To do:
Report, as a bare number, how many lines of the entries below contain "сентября".

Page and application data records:
•••••
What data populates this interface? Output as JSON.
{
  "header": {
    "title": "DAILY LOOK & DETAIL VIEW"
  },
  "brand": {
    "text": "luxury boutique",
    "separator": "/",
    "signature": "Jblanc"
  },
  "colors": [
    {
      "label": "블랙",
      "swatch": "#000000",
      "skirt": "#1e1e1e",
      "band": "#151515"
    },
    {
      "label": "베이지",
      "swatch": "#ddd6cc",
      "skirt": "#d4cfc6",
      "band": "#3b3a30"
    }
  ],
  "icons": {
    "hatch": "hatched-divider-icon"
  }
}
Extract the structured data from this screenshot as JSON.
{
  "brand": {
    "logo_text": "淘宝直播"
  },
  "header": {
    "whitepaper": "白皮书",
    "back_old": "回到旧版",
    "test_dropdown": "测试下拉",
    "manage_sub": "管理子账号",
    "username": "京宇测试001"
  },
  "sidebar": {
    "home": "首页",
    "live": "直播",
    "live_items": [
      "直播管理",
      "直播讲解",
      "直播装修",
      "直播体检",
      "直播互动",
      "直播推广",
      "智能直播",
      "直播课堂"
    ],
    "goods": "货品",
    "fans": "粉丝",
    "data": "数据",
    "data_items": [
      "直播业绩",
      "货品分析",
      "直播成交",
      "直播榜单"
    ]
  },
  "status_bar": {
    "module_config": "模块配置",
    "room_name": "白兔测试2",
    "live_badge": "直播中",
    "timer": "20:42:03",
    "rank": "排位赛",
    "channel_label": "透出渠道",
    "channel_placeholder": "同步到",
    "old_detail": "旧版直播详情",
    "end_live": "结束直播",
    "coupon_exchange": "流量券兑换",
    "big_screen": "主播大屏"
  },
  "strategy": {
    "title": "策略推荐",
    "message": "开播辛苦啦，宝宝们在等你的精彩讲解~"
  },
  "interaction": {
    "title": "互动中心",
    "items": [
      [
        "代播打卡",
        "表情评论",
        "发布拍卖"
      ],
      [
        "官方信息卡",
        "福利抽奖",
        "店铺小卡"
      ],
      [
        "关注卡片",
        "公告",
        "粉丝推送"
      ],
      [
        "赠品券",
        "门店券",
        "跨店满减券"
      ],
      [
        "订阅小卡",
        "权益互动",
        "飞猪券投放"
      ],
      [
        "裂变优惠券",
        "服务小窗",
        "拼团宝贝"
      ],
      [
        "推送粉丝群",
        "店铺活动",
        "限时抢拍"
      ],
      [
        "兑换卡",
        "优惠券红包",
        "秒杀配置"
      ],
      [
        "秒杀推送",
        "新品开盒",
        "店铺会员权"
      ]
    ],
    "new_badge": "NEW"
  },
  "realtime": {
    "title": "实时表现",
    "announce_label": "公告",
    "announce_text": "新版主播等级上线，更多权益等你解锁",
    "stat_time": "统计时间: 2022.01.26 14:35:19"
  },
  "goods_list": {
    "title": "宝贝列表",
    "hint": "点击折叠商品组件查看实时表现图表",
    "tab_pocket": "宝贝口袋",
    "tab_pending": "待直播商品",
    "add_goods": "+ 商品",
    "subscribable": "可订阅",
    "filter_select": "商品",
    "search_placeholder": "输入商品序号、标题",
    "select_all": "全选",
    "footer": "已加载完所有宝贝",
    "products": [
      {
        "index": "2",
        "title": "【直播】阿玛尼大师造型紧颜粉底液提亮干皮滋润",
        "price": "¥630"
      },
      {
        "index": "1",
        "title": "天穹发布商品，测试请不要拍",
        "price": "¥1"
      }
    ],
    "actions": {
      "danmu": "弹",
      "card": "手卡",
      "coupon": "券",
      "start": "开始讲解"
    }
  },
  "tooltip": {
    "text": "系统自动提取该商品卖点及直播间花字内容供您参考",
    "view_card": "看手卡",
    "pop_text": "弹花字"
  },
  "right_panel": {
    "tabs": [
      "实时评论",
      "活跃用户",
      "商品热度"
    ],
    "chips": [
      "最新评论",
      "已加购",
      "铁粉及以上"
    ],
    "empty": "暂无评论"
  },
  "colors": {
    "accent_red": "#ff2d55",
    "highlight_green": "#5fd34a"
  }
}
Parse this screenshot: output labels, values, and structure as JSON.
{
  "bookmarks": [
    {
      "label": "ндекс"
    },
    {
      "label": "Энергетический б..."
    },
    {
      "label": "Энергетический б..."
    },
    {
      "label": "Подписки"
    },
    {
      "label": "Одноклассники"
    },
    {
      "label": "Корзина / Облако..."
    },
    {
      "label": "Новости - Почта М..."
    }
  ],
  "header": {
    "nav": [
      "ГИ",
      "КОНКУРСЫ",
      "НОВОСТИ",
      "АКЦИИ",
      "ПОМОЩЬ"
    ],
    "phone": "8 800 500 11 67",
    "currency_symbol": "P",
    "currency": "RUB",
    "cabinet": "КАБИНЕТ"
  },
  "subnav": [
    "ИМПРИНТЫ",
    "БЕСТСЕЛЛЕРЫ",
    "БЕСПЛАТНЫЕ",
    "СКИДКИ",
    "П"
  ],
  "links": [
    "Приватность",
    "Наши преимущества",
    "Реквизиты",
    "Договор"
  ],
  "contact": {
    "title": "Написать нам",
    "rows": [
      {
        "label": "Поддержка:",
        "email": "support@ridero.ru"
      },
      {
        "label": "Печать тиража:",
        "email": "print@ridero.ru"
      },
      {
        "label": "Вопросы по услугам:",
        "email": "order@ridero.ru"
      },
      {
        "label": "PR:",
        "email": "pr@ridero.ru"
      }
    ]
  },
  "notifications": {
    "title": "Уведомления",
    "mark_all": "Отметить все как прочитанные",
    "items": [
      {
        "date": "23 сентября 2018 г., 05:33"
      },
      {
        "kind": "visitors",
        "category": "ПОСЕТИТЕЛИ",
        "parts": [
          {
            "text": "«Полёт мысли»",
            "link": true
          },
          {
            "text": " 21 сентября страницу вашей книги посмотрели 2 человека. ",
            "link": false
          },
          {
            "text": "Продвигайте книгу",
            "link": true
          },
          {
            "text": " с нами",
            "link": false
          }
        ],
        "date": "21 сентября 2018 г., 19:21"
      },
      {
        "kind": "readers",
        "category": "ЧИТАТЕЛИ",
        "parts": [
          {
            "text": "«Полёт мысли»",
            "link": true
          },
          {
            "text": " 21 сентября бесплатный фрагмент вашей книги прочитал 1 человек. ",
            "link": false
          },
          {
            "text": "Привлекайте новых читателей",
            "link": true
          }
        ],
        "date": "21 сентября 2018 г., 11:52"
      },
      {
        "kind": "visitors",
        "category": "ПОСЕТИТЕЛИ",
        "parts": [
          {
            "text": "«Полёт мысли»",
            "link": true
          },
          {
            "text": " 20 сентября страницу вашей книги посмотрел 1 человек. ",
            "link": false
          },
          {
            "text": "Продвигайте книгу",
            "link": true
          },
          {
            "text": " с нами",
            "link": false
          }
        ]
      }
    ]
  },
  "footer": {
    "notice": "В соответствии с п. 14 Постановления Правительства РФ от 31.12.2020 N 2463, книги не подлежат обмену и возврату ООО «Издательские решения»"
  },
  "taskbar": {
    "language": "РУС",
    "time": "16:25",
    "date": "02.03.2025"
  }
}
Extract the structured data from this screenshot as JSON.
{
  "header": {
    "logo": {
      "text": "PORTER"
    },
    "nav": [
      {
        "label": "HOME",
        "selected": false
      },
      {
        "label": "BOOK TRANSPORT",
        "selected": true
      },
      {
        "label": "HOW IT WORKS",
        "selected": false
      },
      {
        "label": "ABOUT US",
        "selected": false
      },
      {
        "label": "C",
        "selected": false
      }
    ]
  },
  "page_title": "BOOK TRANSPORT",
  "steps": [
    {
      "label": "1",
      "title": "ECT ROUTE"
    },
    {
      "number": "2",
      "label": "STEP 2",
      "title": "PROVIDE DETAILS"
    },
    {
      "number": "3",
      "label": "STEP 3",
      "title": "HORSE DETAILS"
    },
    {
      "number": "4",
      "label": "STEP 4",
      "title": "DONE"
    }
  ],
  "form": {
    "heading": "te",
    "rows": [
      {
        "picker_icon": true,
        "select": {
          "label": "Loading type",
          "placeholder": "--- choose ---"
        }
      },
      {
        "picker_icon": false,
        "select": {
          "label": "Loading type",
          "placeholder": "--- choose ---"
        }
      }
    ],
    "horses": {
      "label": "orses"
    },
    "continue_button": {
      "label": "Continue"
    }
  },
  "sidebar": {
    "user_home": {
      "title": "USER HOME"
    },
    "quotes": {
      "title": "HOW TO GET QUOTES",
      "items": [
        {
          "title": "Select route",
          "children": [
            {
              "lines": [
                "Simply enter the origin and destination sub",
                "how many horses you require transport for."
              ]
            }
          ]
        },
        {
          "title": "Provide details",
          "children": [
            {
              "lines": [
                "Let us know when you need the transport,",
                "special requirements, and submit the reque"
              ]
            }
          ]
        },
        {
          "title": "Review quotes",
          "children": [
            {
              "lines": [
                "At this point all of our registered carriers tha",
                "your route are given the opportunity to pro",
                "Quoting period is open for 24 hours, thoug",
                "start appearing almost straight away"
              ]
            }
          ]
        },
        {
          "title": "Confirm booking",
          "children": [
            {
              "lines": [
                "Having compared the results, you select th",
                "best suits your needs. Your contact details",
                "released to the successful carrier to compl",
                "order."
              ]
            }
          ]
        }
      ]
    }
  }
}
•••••
Response below:
6